Task data Start Marker
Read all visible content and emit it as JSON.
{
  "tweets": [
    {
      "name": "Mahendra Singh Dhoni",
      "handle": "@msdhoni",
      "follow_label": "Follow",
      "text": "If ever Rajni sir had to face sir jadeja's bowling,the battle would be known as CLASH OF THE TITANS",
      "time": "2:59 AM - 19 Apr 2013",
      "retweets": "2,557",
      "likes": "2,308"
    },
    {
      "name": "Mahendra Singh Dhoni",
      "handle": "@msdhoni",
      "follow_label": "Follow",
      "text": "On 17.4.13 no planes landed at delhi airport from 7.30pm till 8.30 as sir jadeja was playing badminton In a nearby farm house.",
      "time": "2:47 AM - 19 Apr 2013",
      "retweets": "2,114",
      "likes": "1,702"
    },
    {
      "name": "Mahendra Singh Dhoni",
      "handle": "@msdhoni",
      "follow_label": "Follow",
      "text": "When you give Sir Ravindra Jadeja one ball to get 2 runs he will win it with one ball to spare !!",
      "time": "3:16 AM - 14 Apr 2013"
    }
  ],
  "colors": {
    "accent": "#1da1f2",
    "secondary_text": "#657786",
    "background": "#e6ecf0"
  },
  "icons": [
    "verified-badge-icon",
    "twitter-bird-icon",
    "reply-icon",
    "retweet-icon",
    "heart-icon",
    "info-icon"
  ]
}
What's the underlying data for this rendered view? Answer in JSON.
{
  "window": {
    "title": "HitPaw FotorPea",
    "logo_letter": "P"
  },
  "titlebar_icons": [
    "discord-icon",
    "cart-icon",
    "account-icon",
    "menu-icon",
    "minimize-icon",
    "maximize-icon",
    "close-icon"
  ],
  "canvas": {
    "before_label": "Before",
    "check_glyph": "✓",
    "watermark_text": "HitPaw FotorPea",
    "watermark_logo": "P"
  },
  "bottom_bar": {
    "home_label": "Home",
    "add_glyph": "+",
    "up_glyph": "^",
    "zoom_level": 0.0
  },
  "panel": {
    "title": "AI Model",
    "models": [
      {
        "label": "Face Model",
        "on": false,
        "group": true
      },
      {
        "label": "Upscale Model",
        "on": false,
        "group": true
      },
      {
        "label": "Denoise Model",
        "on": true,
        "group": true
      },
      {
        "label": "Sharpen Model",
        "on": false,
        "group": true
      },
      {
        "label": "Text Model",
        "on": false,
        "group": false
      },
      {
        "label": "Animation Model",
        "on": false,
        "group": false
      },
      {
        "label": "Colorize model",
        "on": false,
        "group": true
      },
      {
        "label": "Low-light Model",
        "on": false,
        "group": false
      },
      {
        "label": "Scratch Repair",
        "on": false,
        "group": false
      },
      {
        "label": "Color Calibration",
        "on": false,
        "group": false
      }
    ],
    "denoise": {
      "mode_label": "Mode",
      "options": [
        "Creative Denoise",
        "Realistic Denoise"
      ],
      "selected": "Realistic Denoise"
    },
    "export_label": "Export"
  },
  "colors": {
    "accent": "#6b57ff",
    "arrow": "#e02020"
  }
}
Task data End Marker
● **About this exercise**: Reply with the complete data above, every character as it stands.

● **Solution to the problem**:
Read all visible content and emit it as JSON.
{
  "tweets": [
    {
      "name": "Mahendra Singh Dhoni",
      "handle": "@msdhoni",
      "follow_label": "Follow",
      "text": "If ever Rajni sir had to face sir jadeja's bowling,the battle would be known as CLASH OF THE TITANS",
      "time": "2:59 AM - 19 Apr 2013",
      "retweets": "2,557",
      "likes": "2,308"
    },
    {
      "name": "Mahendra Singh Dhoni",
      "handle": "@msdhoni",
      "follow_label": "Follow",
      "text": "On 17.4.13 no planes landed at delhi airport from 7.30pm till 8.30 as sir jadeja was playing badminton In a nearby farm house.",
      "time": "2:47 AM - 19 Apr 2013",
      "retweets": "2,114",
      "likes": "1,702"
    },
    {
      "name": "Mahendra Singh Dhoni",
      "handle": "@msdhoni",
      "follow_label": "Follow",
      "text": "When you give Sir Ravindra Jadeja one ball to get 2 runs he will win it with one ball to spare !!",
      "time": "3:16 AM - 14 Apr 2013"
    }
  ],
  "colors": {
    "accent": "#1da1f2",
    "secondary_text": "#657786",
    "background": "#e6ecf0"
  },
  "icons": [
    "verified-badge-icon",
    "twitter-bird-icon",
    "reply-icon",
    "retweet-icon",
    "heart-icon",
    "info-icon"
  ]
}
What's the underlying data for this rendered view? Answer in JSON.
{
  "window": {
    "title": "HitPaw FotorPea",
    "logo_letter": "P"
  },
  "titlebar_icons": [
    "discord-icon",
    "cart-icon",
    "account-icon",
    "menu-icon",
    "minimize-icon",
    "maximize-icon",
    "close-icon"
  ],
  "canvas": {
    "before_label": "Before",
    "check_glyph": "✓",
    "watermark_text": "HitPaw FotorPea",
    "watermark_logo": "P"
  },
  "bottom_bar": {
    "home_label": "Home",
    "add_glyph": "+",
    "up_glyph": "^",
    "zoom_level": 0.0
  },
  "panel": {
    "title": "AI Model",
    "models": [
      {
        "label": "Face Model",
        "on": false,
        "group": true
      },
      {
        "label": "Upscale Model",
        "on": false,
        "group": true
      },
      {
        "label": "Denoise Model",
        "on": true,
        "group": true
      },
      {
        "label": "Sharpen Model",
        "on": false,
        "group": true
      },
      {
        "label": "Text Model",
        "on": false,
        "group": false
      },
      {
        "label": "Animation Model",
        "on": false,
        "group": false
      },
      {
        "label": "Colorize model",
        "on": false,
        "group": true
      },
      {
        "label": "Low-light Model",
        "on": false,
        "group": false
      },
      {
        "label": "Scratch Repair",
        "on": false,
        "group": false
      },
      {
        "label": "Color Calibration",
        "on": false,
        "group": false
      }
    ],
    "denoise": {
      "mode_label": "Mode",
      "options": [
        "Creative Denoise",
        "Realistic Denoise"
      ],
      "selected": "Realistic Denoise"
    },
    "export_label": "Export"
  },
  "colors": {
    "accent": "#6b57ff",
    "arrow": "#e02020"
  }
}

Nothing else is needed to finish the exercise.